Starting a small business can seem like a good idea. Due to high unemployment rates, many job seekers resort to accepting the first job they are offered. This often results in worker dissatisfaction due to not liking co-workers, supervisors, or the work itself. By starting a company and working for yourself, you set your own hours and provide a service or product in which you have an interest. Plus, if you do not like your boss, you have only yourself to blame. A common mistake that people make when planning to start their own business is failing to take into account the need for specific safety measures. Sit down with an insurance agent before opening a business to find out what types of insurance you may need.
One very good reason to have insurance for your small business is that people are litigious. Slipping and falling in a big box store is the ideal situation for an opportunistic plaintiff, but any company will do just fine when it comes to collecting on an alleged personal injury. A general liability policy will protect you from possible bankruptcy resulting from legal fees, judgments, and settlements stemming from an injury at your business. Obtaining a general liability policy is probably less expensive than you think, and an insurance agent can help you find coverage for only what you need based on your location and the type of organization you are operating. Another strategy used by the professional plaintiff is to file a lawsuit if they are involved in an accident with a company vehicle. If your business transports employees, products, or equipment in its own vehicles, those vehicles should be insured.
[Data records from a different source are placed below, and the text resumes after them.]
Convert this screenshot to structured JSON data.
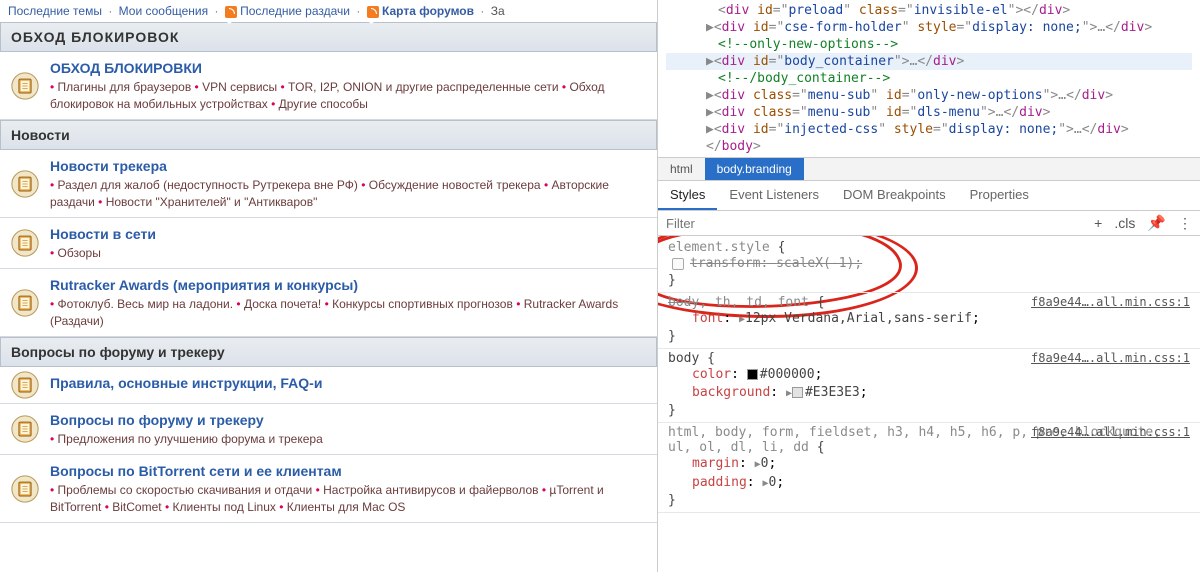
{
  "topnav": {
    "recent_topics": "Последние темы",
    "my_messages": "Мои сообщения",
    "recent_uploads": "Последние раздачи",
    "forum_map": "Карта форумов",
    "cut": "За"
  },
  "cats": [
    {
      "head": "ОБХОД БЛОКИРОВОК",
      "upper": true,
      "forums": [
        {
          "title": "ОБХОД БЛОКИРОВКИ",
          "desc_parts": [
            "Плагины для браузеров",
            "VPN сервисы",
            "TOR, I2P, ONION и другие распределенные сети",
            "Обход блокировок на мобильных устройствах",
            "Другие способы"
          ]
        }
      ]
    },
    {
      "head": "Новости",
      "upper": false,
      "forums": [
        {
          "title": "Новости трекера",
          "desc_parts": [
            "Раздел для жалоб (недоступность Рутрекера вне РФ)",
            "Обсуждение новостей трекера",
            "Авторские раздачи",
            "Новости \"Хранителей\" и \"Антикваров\""
          ]
        },
        {
          "title": "Новости в сети",
          "desc_parts": [
            "Обзоры"
          ]
        },
        {
          "title": "Rutracker Awards (мероприятия и конкурсы)",
          "desc_parts": [
            "Фотоклуб. Весь мир на ладони.",
            "Доска почета!",
            "Конкурсы спортивных прогнозов",
            "Rutracker Awards (Раздачи)"
          ]
        }
      ]
    },
    {
      "head": "Вопросы по форуму и трекеру",
      "upper": false,
      "forums": [
        {
          "title": "Правила, основные инструкции, FAQ-и",
          "desc_parts": []
        },
        {
          "title": "Вопросы по форуму и трекеру",
          "desc_parts": [
            "Предложения по улучшению форума и трекера"
          ]
        },
        {
          "title": "Вопросы по BitTorrent сети и ее клиентам",
          "desc_parts": [
            "Проблемы со скоростью скачивания и отдачи",
            "Настройка антивирусов и файерволов",
            "µTorrent и BitTorrent",
            "BitComet",
            "Клиенты под Linux",
            "Клиенты для Mac OS"
          ]
        }
      ]
    }
  ],
  "dom": {
    "l1": {
      "id": "preload",
      "cls": "invisible-el"
    },
    "l2": {
      "id": "cse-form-holder",
      "sty": "display: none;"
    },
    "c1": "only-new-options",
    "l3": {
      "id": "body_container"
    },
    "c2": "/body_container",
    "l4": {
      "cls": "menu-sub",
      "id": "only-new-options"
    },
    "l5": {
      "cls": "menu-sub",
      "id": "dls-menu"
    },
    "l6": {
      "id": "injected-css",
      "sty": "display: none;"
    },
    "close": "body"
  },
  "crumbs": {
    "html": "html",
    "body": "body.branding"
  },
  "tabs": {
    "styles": "Styles",
    "ev": "Event Listeners",
    "dom": "DOM Breakpoints",
    "prop": "Properties"
  },
  "filter": {
    "ph": "Filter",
    "cls": ".cls"
  },
  "styles": {
    "b1": {
      "sel": "element.style",
      "prop": "transform",
      "val": "scaleX(-1)"
    },
    "b2": {
      "sel": "body, th, td, font",
      "src": "f8a9e44….all.min.css:1",
      "prop": "font",
      "val": "12px Verdana,Arial,sans-serif"
    },
    "b3": {
      "sel": "body",
      "src": "f8a9e44….all.min.css:1",
      "p1n": "color",
      "p1v": "#000000",
      "p2n": "background",
      "p2v": "#E3E3E3"
    },
    "b4": {
      "sel": "html, body, form, fieldset, h3, h4, h5, h6, p, pre, blockquote, ul, ol, dl, li, dd",
      "src": "f8a9e44….all.min.css:1",
      "p1n": "margin",
      "p1v": "0",
      "p2n": "padding",
      "p2v": "0"
    }
  }
}
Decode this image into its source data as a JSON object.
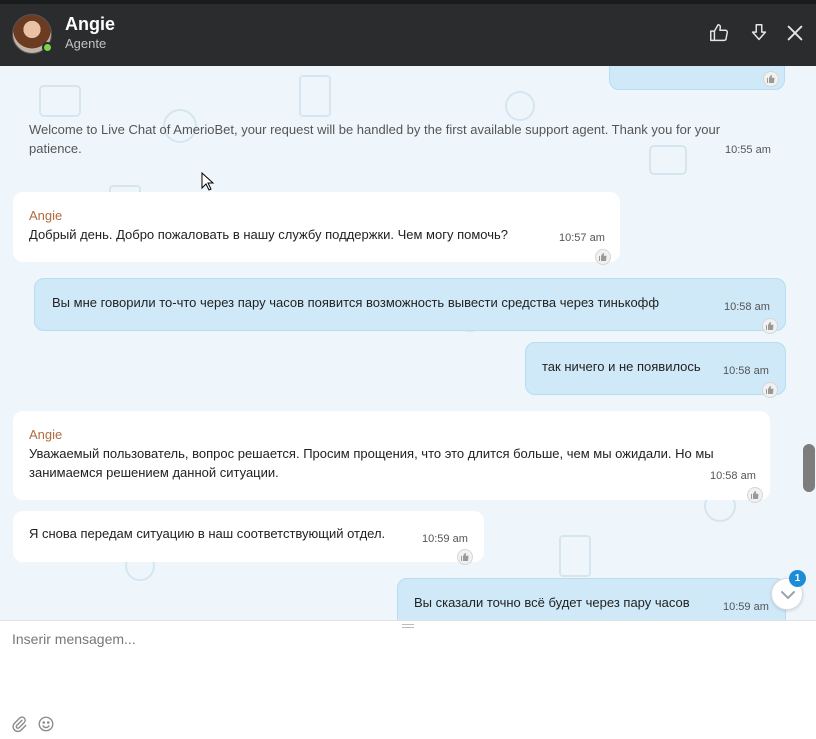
{
  "header": {
    "agent_name": "Angie",
    "agent_role": "Agente",
    "status_color": "#7bd34a",
    "actions": [
      {
        "name": "thumbs-up-button",
        "icon": "thumbs-up-icon"
      },
      {
        "name": "download-button",
        "icon": "download-icon"
      },
      {
        "name": "close-button",
        "icon": "close-icon"
      }
    ]
  },
  "system_message": {
    "text": "Welcome to Live Chat of AmerioBet, your request will be handled by the first available support agent. Thank you for your patience.",
    "time": "10:55 am"
  },
  "top_partial_time": "10:55 am",
  "messages": [
    {
      "from": "agent",
      "sender": "Angie",
      "text": "Добрый день. Добро пожаловать в нашу службу поддержки. Чем могу помочь?",
      "time": "10:57 am"
    },
    {
      "from": "user",
      "text": "Вы мне говорили то-что через пару часов появится возможность вывести средства через тинькофф",
      "time": "10:58 am"
    },
    {
      "from": "user",
      "text": "так ничего и не появилось",
      "time": "10:58 am"
    },
    {
      "from": "agent",
      "sender": "Angie",
      "text": "Уважаемый пользователь, вопрос решается. Просим прощения, что это длится больше, чем мы ожидали. Но мы занимаемся решением данной ситуации.",
      "time": "10:58 am"
    },
    {
      "from": "agent",
      "text": "Я снова передам ситуацию в наш соответствующий отдел.",
      "time": "10:59 am"
    },
    {
      "from": "user",
      "text": "Вы сказали точно всё будет через пару часов",
      "time": "10:59 am"
    }
  ],
  "unread_count": "1",
  "composer": {
    "placeholder": "Inserir mensagem...",
    "attach_icon": "paperclip-icon",
    "emoji_icon": "smiley-icon"
  },
  "colors": {
    "header_bg": "#2b2c2e",
    "chat_bg": "#eef6fb",
    "user_bubble": "#cfe9f8",
    "agent_bubble": "#ffffff",
    "sender_name": "#b06b3e",
    "badge": "#1d8cd8"
  }
}
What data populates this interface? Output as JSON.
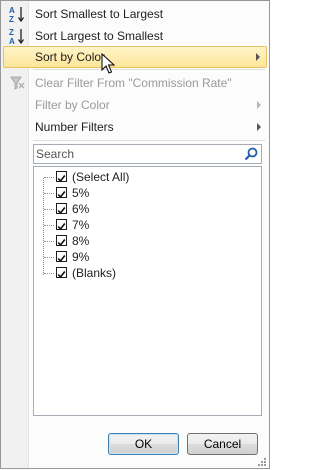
{
  "menu": {
    "sort_asc": {
      "label": "Sort Smallest to Largest",
      "icon": "sort-ascending-icon"
    },
    "sort_desc": {
      "label": "Sort Largest to Smallest",
      "icon": "sort-descending-icon"
    },
    "sort_by_color": {
      "label": "Sort by Color",
      "state": "hovered"
    },
    "clear_filter": {
      "label": "Clear Filter From \"Commission Rate\"",
      "icon": "clear-filter-icon",
      "state": "disabled"
    },
    "filter_by_color": {
      "label": "Filter by Color",
      "state": "disabled"
    },
    "number_filters": {
      "label": "Number Filters"
    }
  },
  "search": {
    "placeholder": "Search",
    "icon": "magnifier-icon"
  },
  "values": [
    {
      "label": "(Select All)",
      "checked": true
    },
    {
      "label": "5%",
      "checked": true
    },
    {
      "label": "6%",
      "checked": true
    },
    {
      "label": "7%",
      "checked": true
    },
    {
      "label": "8%",
      "checked": true
    },
    {
      "label": "9%",
      "checked": true
    },
    {
      "label": "(Blanks)",
      "checked": true
    }
  ],
  "buttons": {
    "ok": "OK",
    "cancel": "Cancel"
  },
  "colors": {
    "hover_fill": "#fde69a",
    "hover_border": "#e6c25e",
    "disabled_text": "#9a9a9a",
    "accent_blue": "#1f5fa8"
  }
}
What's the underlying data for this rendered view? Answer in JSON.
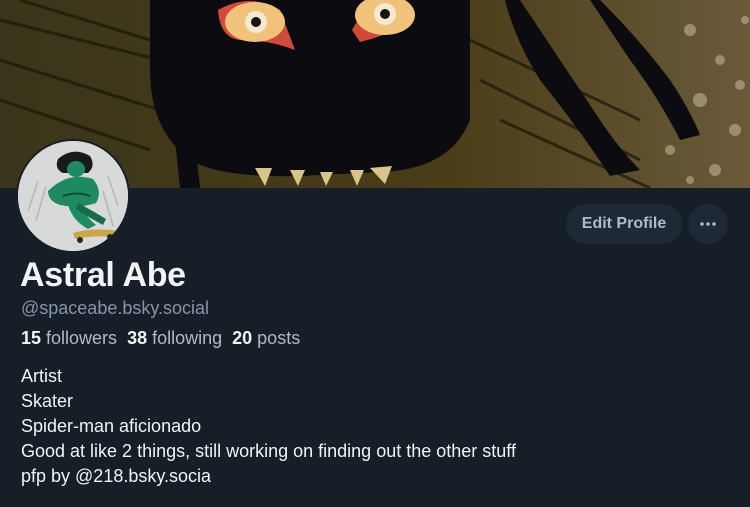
{
  "profile": {
    "display_name": "Astral Abe",
    "handle": "@spaceabe.bsky.social",
    "stats": {
      "followers_count": "15",
      "followers_label": "followers",
      "following_count": "38",
      "following_label": "following",
      "posts_count": "20",
      "posts_label": "posts"
    },
    "bio_lines": [
      "Artist",
      "Skater",
      "Spider-man aficionado",
      "Good at like 2 things, still working on finding out the other stuff",
      "pfp by @218.bsky.socia"
    ]
  },
  "actions": {
    "edit_profile_label": "Edit Profile",
    "more_icon": "ellipsis-icon"
  },
  "colors": {
    "background": "#161e27",
    "button_bg": "#1e2936",
    "button_text": "#aebbc9",
    "muted_text": "#8896a6",
    "primary_text": "#f1f3f5"
  }
}
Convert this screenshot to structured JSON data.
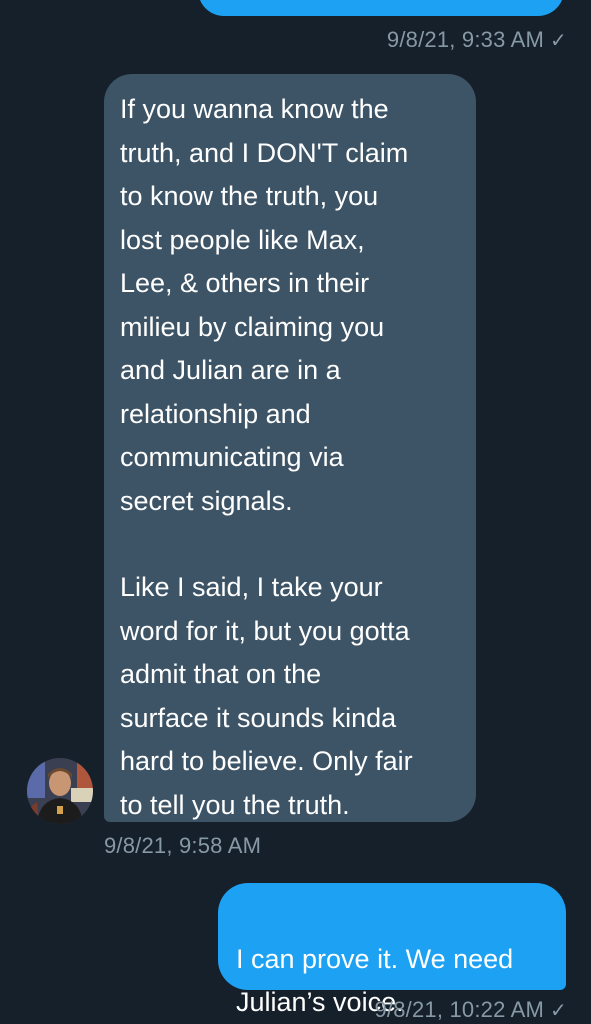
{
  "conversation": {
    "top_timestamp": "9/8/21, 9:33 AM",
    "top_status_icon": "check-icon",
    "received": {
      "paragraph_1": "If you wanna know the\ntruth, and I DON'T claim\nto know the truth, you\nlost people like Max,\nLee, & others in their\nmilieu by claiming you\nand Julian are in a\nrelationship and\ncommunicating via\nsecret signals.",
      "paragraph_2": "Like I said, I take your\nword for it, but you gotta\nadmit that on the\nsurface it sounds kinda\nhard to believe. Only fair\nto tell you the truth.",
      "timestamp": "9/8/21, 9:58 AM"
    },
    "sent": {
      "text": "I can prove it. We need\nJulian’s voice.",
      "timestamp": "9/8/21, 10:22 AM",
      "status_icon": "check-icon"
    }
  },
  "colors": {
    "background": "#15202b",
    "received_bubble": "#3d5466",
    "sent_bubble": "#1da1f2",
    "meta_text": "#8899a6"
  }
}
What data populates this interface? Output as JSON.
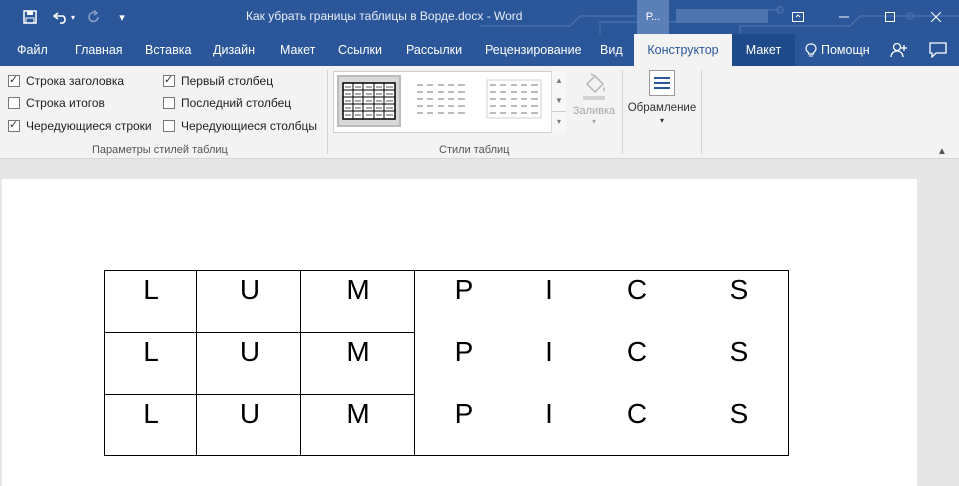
{
  "window": {
    "title": "Как убрать границы таблицы в Ворде.docx - Word",
    "account_initial": "Р..."
  },
  "tabs": {
    "file": "Файл",
    "home": "Главная",
    "insert": "Вставка",
    "design": "Дизайн",
    "layout": "Макет",
    "references": "Ссылки",
    "mailings": "Рассылки",
    "review": "Рецензирование",
    "view": "Вид",
    "table_design": "Конструктор",
    "table_layout": "Макет",
    "tell_me": "Помощн"
  },
  "ribbon": {
    "style_options": {
      "header_row": {
        "label": "Строка заголовка",
        "checked": true
      },
      "total_row": {
        "label": "Строка итогов",
        "checked": false
      },
      "banded_rows": {
        "label": "Чередующиеся строки",
        "checked": true
      },
      "first_column": {
        "label": "Первый столбец",
        "checked": true
      },
      "last_column": {
        "label": "Последний столбец",
        "checked": false
      },
      "banded_columns": {
        "label": "Чередующиеся столбцы",
        "checked": false
      },
      "group_label": "Параметры стилей таблиц"
    },
    "table_styles": {
      "group_label": "Стили таблиц"
    },
    "shading_label": "Заливка",
    "borders_label": "Обрамление"
  },
  "table": {
    "rows": [
      [
        "L",
        "U",
        "M",
        "P",
        "I",
        "C",
        "S"
      ],
      [
        "L",
        "U",
        "M",
        "P",
        "I",
        "C",
        "S"
      ],
      [
        "L",
        "U",
        "M",
        "P",
        "I",
        "C",
        "S"
      ]
    ]
  },
  "colors": {
    "accent": "#2b579a",
    "ribbon_bg": "#f3f3f3"
  }
}
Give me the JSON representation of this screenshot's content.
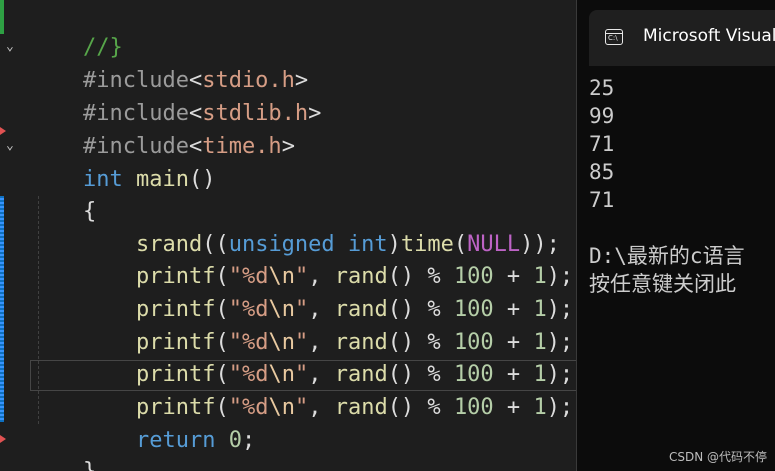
{
  "editor": {
    "line_comment": "//}",
    "includes": [
      {
        "directive": "#include",
        "open": "<",
        "file": "stdio.h",
        "close": ">"
      },
      {
        "directive": "#include",
        "open": "<",
        "file": "stdlib.h",
        "close": ">"
      },
      {
        "directive": "#include",
        "open": "<",
        "file": "time.h",
        "close": ">"
      }
    ],
    "main_type": "int",
    "main_name": "main",
    "main_parens": "()",
    "brace_open": "{",
    "brace_close": "}",
    "srand": {
      "fn": "srand",
      "p1": "((",
      "kw1": "unsigned",
      "kw2": "int",
      "p2": ")",
      "fn2": "time",
      "p3": "(",
      "macro": "NULL",
      "p4": "));"
    },
    "printf_lines": [
      {
        "fn": "printf",
        "p_open": "(",
        "str1": "\"%d",
        "esc": "\\n",
        "str2": "\"",
        "comma": ", ",
        "rand": "rand",
        "rp": "()",
        "op": " % ",
        "n1": "100",
        "plus": " + ",
        "n2": "1",
        "end": ");"
      },
      {
        "fn": "printf",
        "p_open": "(",
        "str1": "\"%d",
        "esc": "\\n",
        "str2": "\"",
        "comma": ", ",
        "rand": "rand",
        "rp": "()",
        "op": " % ",
        "n1": "100",
        "plus": " + ",
        "n2": "1",
        "end": ");"
      },
      {
        "fn": "printf",
        "p_open": "(",
        "str1": "\"%d",
        "esc": "\\n",
        "str2": "\"",
        "comma": ", ",
        "rand": "rand",
        "rp": "()",
        "op": " % ",
        "n1": "100",
        "plus": " + ",
        "n2": "1",
        "end": ");"
      },
      {
        "fn": "printf",
        "p_open": "(",
        "str1": "\"%d",
        "esc": "\\n",
        "str2": "\"",
        "comma": ", ",
        "rand": "rand",
        "rp": "()",
        "op": " % ",
        "n1": "100",
        "plus": " + ",
        "n2": "1",
        "end": ");"
      },
      {
        "fn": "printf",
        "p_open": "(",
        "str1": "\"%d",
        "esc": "\\n",
        "str2": "\"",
        "comma": ", ",
        "rand": "rand",
        "rp": "()",
        "op": " % ",
        "n1": "100",
        "plus": " + ",
        "n2": "1",
        "end": ");"
      }
    ],
    "return_kw": "return",
    "return_val": "0",
    "return_end": ";",
    "fold_glyph": "⌄"
  },
  "console": {
    "icon": "cmd-icon",
    "icon_text": "C:\\",
    "title": "Microsoft Visual",
    "output": [
      "25",
      "99",
      "71",
      "85",
      "71"
    ],
    "path_line": "D:\\最新的c语言",
    "prompt_line": "按任意键关闭此"
  },
  "watermark": "CSDN @代码不停",
  "colors": {
    "editor_bg": "#1e1e1e",
    "console_bg": "#0c0c0c",
    "keyword": "#569cd6",
    "function": "#dcdcaa",
    "string": "#d69d85",
    "number": "#b5cea8",
    "macro": "#bd63c5",
    "comment": "#57a64a"
  }
}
Alternatively, non-owned auto liability coverage will offer protection in the event that employees using their own cars on company business are involved in an accident and lack adequate insurance coverage.
A business owner’s policy may be a good option for you if you are concerned about premium costs. This type of policy bundles together some of the most popular types of coverage into one package at an affordable premium. An owner’s policy often includes business interruption, property, vehicle, liability, and crime coverage.
Finally, you may want to consider a new type of coverage known as data compromise. Given the very public data breaches that occurred during the 2013 holiday season, it might be a good idea to discuss with an insurance agent whether or not you could benefit from this type of coverage. If you have non-public information about your clients or employees, you are responsible for protecting that information from being stolen. Some policies allow you to quickly respond to a breach by informing affected customers, credit monitoring services, and good faith advertising expenses, which can help restore your reputation following any unwanted attention.
Starting a business is a significant investment, and having appropriate insurance plays an important role in protecting that investment. Not insuring your company can be far costlier than annual premiums in the event of an accident, crime, or other disaster.